* **Material for the task**:
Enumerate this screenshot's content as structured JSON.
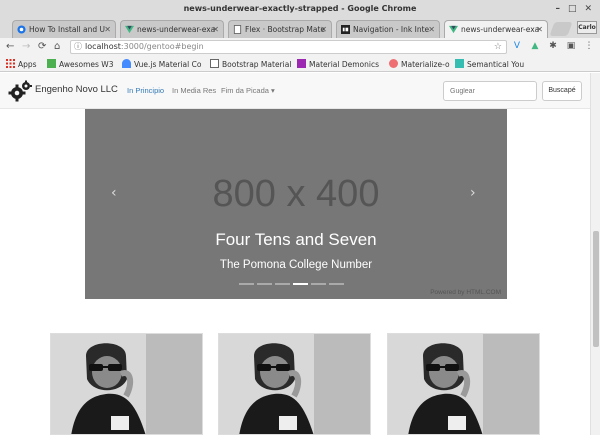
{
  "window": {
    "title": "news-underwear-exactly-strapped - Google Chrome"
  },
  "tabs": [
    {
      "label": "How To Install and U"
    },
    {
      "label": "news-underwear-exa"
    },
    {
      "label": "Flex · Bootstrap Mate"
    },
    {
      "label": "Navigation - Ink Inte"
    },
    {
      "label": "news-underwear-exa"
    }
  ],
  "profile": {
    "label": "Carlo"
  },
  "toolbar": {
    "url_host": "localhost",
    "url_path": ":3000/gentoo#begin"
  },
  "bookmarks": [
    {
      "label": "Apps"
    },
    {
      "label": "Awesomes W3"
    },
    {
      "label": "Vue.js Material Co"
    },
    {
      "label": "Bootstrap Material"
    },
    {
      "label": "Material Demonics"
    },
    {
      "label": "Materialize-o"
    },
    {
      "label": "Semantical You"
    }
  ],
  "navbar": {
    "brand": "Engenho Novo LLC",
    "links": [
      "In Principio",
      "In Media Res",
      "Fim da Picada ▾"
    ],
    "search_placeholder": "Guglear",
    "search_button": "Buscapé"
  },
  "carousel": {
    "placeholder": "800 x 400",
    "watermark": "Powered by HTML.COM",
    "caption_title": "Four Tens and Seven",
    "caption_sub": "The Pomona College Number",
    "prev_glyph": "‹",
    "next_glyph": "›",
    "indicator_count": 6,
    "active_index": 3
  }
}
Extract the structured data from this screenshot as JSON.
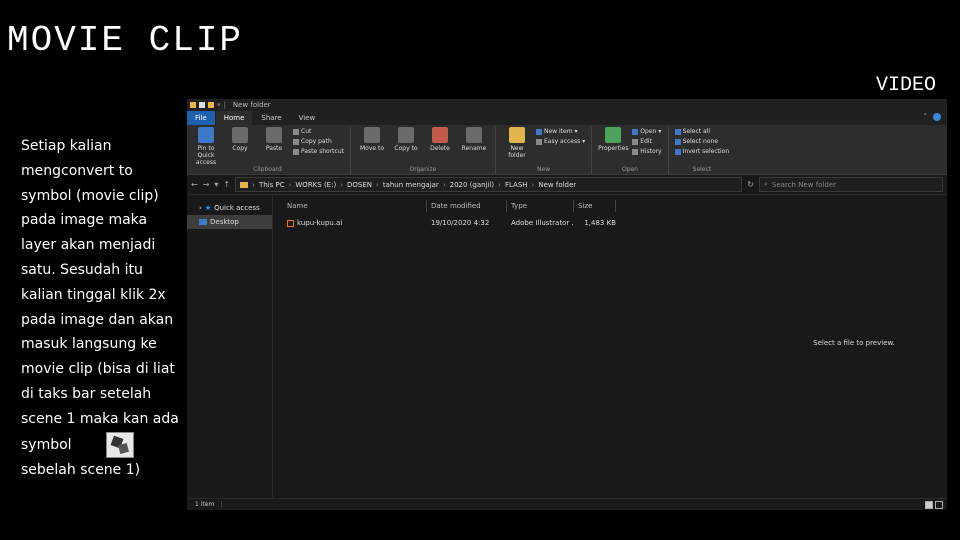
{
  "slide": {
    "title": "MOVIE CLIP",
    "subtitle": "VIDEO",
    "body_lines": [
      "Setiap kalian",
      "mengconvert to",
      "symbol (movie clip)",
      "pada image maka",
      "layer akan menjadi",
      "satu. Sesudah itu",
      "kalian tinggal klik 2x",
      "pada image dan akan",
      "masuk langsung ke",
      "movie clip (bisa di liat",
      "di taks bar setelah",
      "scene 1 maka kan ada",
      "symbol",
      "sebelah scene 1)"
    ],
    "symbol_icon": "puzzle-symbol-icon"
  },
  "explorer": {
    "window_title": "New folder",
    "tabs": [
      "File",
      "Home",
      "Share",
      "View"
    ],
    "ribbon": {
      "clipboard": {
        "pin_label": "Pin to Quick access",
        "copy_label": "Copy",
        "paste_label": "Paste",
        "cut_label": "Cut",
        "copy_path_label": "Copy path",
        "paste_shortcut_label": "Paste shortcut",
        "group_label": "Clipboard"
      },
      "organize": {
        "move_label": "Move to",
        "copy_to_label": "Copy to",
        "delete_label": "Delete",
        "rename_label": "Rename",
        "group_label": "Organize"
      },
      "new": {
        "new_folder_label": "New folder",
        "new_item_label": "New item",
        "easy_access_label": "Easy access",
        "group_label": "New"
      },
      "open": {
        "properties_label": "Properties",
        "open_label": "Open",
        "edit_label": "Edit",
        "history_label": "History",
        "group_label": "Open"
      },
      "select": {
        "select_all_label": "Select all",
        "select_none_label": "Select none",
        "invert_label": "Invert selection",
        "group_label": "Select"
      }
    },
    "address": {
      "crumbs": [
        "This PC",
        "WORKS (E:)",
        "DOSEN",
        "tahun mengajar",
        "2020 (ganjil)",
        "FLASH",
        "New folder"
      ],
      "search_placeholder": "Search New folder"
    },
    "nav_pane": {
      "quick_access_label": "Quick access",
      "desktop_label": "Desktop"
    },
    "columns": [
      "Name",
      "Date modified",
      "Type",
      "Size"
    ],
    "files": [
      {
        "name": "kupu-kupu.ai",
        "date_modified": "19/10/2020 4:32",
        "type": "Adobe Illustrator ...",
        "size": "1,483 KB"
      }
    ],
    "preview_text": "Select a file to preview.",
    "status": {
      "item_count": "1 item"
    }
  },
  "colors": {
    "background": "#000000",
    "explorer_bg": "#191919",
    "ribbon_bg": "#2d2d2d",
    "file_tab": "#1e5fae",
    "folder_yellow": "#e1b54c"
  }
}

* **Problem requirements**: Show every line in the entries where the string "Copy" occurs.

* **Answer to this exercise**:
        "copy_label": "Copy",
        "copy_path_label": "Copy path",
        "copy_to_label": "Copy to",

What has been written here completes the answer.